If you notice large limescale deposits forming, or if there appears to be a restriction in the flow path through the machine, we recommend running a descaling cycle.
Please note: it’s very important that you follow these instructions closely, as there may be a risk of causing aesthetic damage to the plating of the machine if you do not. This is possible if the wrong concentration of citric acid is used, or if the machine is heated during the descaling process.
The descaling process:
- Add 100g of hot water to the boiler, along with 8g of food grade citric acid crystals. Citric acid can be purchased on Amazon. (We don’t recommend using descaling tablets, as these often contain surfactants which cause the water in the upper chamber to foam up and overflow).
- Stir the contents of the boiler to ensure all the crystals have dissolved, and wait for the fizzing to stop (about 5 minutes).
- Assemble the Group head on to the Boiler, without fully closing it, and wait for a further 5 minutes while the Heat exchanger coil descales. Note: it’s important that you don’t run the machine while it descales, as this may remove some of the plating.
- Separate the machine, carefully discard the hot water within it and give all the parts a good rinse. If limescale remains on the inside surfaces of the boiler or heat exchanger coil, repeat steps 1 to 3.

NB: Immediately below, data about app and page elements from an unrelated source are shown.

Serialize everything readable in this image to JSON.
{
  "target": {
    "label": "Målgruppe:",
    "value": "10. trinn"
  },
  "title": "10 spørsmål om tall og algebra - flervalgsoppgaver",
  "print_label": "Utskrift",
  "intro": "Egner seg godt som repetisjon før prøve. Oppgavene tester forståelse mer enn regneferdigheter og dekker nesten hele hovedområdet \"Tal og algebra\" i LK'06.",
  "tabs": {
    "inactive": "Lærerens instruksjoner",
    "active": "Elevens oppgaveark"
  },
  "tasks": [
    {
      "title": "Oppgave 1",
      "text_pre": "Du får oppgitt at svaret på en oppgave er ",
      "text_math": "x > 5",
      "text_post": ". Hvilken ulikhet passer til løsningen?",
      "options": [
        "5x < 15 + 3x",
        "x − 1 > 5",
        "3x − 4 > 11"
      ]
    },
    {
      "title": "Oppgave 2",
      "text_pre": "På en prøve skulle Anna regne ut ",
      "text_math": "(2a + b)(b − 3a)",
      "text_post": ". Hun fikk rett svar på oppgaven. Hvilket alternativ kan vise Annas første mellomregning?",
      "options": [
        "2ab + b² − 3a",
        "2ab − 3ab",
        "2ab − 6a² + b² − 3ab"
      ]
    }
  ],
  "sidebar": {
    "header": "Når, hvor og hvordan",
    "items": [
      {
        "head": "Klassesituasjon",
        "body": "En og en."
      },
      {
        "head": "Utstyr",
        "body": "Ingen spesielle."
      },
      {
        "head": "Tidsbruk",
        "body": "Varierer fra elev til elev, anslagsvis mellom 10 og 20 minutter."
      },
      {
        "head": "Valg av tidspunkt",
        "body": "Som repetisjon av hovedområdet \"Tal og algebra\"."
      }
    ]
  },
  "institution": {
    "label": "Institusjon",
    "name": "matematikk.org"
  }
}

- Once all the limescale is removed, fill the machine with 120g of fresh water, assemble the whole 9Barista machine without adding any coffee to the Portafilter, and heat the machine in the usual way.
- Once water has appeared in the top of the Portafilter remove from the heat, and carefully discard the hot water within the machine. You can now air dry the components.